* _Your objective_:
Print every line below. Match each one exactly.

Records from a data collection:
____

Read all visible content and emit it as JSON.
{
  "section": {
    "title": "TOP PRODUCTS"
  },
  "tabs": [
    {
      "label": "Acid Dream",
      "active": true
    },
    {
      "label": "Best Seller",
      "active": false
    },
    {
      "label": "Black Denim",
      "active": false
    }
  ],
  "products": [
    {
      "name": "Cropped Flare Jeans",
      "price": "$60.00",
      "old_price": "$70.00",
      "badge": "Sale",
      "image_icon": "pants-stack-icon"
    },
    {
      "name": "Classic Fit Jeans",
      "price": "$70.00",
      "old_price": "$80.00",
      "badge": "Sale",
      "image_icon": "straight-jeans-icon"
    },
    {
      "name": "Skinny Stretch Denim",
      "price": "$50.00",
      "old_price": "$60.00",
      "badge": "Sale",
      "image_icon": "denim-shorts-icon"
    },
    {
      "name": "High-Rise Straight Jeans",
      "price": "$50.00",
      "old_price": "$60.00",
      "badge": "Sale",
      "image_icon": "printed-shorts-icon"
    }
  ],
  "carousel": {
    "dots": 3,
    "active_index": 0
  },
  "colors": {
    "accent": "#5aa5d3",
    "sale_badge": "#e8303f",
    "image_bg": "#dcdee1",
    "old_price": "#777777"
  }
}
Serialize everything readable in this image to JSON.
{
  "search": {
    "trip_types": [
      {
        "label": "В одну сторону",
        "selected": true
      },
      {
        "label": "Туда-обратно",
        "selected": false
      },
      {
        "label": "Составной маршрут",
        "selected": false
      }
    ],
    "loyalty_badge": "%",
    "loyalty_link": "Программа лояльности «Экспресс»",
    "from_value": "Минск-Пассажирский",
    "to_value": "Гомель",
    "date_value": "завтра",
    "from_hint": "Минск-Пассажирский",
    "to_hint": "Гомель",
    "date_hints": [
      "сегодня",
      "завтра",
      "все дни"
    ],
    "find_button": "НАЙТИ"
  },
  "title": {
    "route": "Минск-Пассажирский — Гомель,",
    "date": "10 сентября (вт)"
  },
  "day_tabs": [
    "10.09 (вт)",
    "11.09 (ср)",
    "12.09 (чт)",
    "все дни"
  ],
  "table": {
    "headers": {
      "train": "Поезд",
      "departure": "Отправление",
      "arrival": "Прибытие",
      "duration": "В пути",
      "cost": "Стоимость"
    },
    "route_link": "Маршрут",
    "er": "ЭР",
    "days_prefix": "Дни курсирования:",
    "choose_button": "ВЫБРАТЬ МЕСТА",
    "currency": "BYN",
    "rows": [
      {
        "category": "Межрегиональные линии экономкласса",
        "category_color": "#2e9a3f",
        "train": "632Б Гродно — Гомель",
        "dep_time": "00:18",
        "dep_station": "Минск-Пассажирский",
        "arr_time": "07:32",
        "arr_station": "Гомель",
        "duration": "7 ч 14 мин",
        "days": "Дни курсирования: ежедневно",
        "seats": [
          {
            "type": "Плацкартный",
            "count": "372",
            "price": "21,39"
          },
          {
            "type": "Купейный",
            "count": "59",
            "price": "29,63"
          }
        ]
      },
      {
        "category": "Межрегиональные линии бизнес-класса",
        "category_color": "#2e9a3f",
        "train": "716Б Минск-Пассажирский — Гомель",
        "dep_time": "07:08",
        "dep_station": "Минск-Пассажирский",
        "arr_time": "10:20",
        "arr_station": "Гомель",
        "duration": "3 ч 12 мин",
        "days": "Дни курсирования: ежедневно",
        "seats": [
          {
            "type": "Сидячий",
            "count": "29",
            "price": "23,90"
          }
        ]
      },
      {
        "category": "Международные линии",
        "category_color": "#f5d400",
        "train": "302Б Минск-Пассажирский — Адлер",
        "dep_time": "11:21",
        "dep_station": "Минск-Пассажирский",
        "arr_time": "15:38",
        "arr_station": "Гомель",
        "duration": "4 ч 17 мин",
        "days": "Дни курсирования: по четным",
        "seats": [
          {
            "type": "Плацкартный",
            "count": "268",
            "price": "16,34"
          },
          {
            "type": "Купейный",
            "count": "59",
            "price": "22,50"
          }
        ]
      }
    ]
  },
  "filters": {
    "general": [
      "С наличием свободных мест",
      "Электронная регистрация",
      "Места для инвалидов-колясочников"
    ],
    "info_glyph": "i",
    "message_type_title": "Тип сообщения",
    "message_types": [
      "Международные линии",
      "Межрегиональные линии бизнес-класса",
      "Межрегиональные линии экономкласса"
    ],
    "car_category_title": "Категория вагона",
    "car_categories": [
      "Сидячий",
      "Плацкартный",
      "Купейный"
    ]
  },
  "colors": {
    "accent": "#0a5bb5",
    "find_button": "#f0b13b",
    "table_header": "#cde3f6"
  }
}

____

* _Solved exercise_:
Read all visible content and emit it as JSON.
{
  "section": {
    "title": "TOP PRODUCTS"
  },
  "tabs": [
    {
      "label": "Acid Dream",
      "active": true
    },
    {
      "label": "Best Seller",
      "active": false
    },
    {
      "label": "Black Denim",
      "active": false
    }
  ],
  "products": [
    {
      "name": "Cropped Flare Jeans",
      "price": "$60.00",
      "old_price": "$70.00",
      "badge": "Sale",
      "image_icon": "pants-stack-icon"
    },
    {
      "name": "Classic Fit Jeans",
      "price": "$70.00",
      "old_price": "$80.00",
      "badge": "Sale",
      "image_icon": "straight-jeans-icon"
    },
    {
      "name": "Skinny Stretch Denim",
      "price": "$50.00",
      "old_price": "$60.00",
      "badge": "Sale",
      "image_icon": "denim-shorts-icon"
    },
    {
      "name": "High-Rise Straight Jeans",
      "price": "$50.00",
      "old_price": "$60.00",
      "badge": "Sale",
      "image_icon": "printed-shorts-icon"
    }
  ],
  "carousel": {
    "dots": 3,
    "active_index": 0
  },
  "colors": {
    "accent": "#5aa5d3",
    "sale_badge": "#e8303f",
    "image_bg": "#dcdee1",
    "old_price": "#777777"
  }
}
Serialize everything readable in this image to JSON.
{
  "search": {
    "trip_types": [
      {
        "label": "В одну сторону",
        "selected": true
      },
      {
        "label": "Туда-обратно",
        "selected": false
      },
      {
        "label": "Составной маршрут",
        "selected": false
      }
    ],
    "loyalty_badge": "%",
    "loyalty_link": "Программа лояльности «Экспресс»",
    "from_value": "Минск-Пассажирский",
    "to_value": "Гомель",
    "date_value": "завтра",
    "from_hint": "Минск-Пассажирский",
    "to_hint": "Гомель",
    "date_hints": [
      "сегодня",
      "завтра",
      "все дни"
    ],
    "find_button": "НАЙТИ"
  },
  "title": {
    "route": "Минск-Пассажирский — Гомель,",
    "date": "10 сентября (вт)"
  },
  "day_tabs": [
    "10.09 (вт)",
    "11.09 (ср)",
    "12.09 (чт)",
    "все дни"
  ],
  "table": {
    "headers": {
      "train": "Поезд",
      "departure": "Отправление",
      "arrival": "Прибытие",
      "duration": "В пути",
      "cost": "Стоимость"
    },
    "route_link": "Маршрут",
    "er": "ЭР",
    "days_prefix": "Дни курсирования:",
    "choose_button": "ВЫБРАТЬ МЕСТА",
    "currency": "BYN",
    "rows": [
      {
        "category": "Межрегиональные линии экономкласса",
        "category_color": "#2e9a3f",
        "train": "632Б Гродно — Гомель",
        "dep_time": "00:18",
        "dep_station": "Минск-Пассажирский",
        "arr_time": "07:32",
        "arr_station": "Гомель",
        "duration": "7 ч 14 мин",
        "days": "Дни курсирования: ежедневно",
        "seats": [
          {
            "type": "Плацкартный",
            "count": "372",
            "price": "21,39"
          },
          {
            "type": "Купейный",
            "count": "59",
            "price": "29,63"
          }
        ]
      },
      {
        "category": "Межрегиональные линии бизнес-класса",
        "category_color": "#2e9a3f",
        "train": "716Б Минск-Пассажирский — Гомель",
        "dep_time": "07:08",
        "dep_station": "Минск-Пассажирский",
        "arr_time": "10:20",
        "arr_station": "Гомель",
        "duration": "3 ч 12 мин",
        "days": "Дни курсирования: ежедневно",
        "seats": [
          {
            "type": "Сидячий",
            "count": "29",
            "price": "23,90"
          }
        ]
      },
      {
        "category": "Международные линии",
        "category_color": "#f5d400",
        "train": "302Б Минск-Пассажирский — Адлер",
        "dep_time": "11:21",
        "dep_station": "Минск-Пассажирский",
        "arr_time": "15:38",
        "arr_station": "Гомель",
        "duration": "4 ч 17 мин",
        "days": "Дни курсирования: по четным",
        "seats": [
          {
            "type": "Плацкартный",
            "count": "268",
            "price": "16,34"
          },
          {
            "type": "Купейный",
            "count": "59",
            "price": "22,50"
          }
        ]
      }
    ]
  },
  "filters": {
    "general": [
      "С наличием свободных мест",
      "Электронная регистрация",
      "Места для инвалидов-колясочников"
    ],
    "info_glyph": "i",
    "message_type_title": "Тип сообщения",
    "message_types": [
      "Международные линии",
      "Межрегиональные линии бизнес-класса",
      "Межрегиональные линии экономкласса"
    ],
    "car_category_title": "Категория вагона",
    "car_categories": [
      "Сидячий",
      "Плацкартный",
      "Купейный"
    ]
  },
  "colors": {
    "accent": "#0a5bb5",
    "find_button": "#f0b13b",
    "table_header": "#cde3f6"
  }
}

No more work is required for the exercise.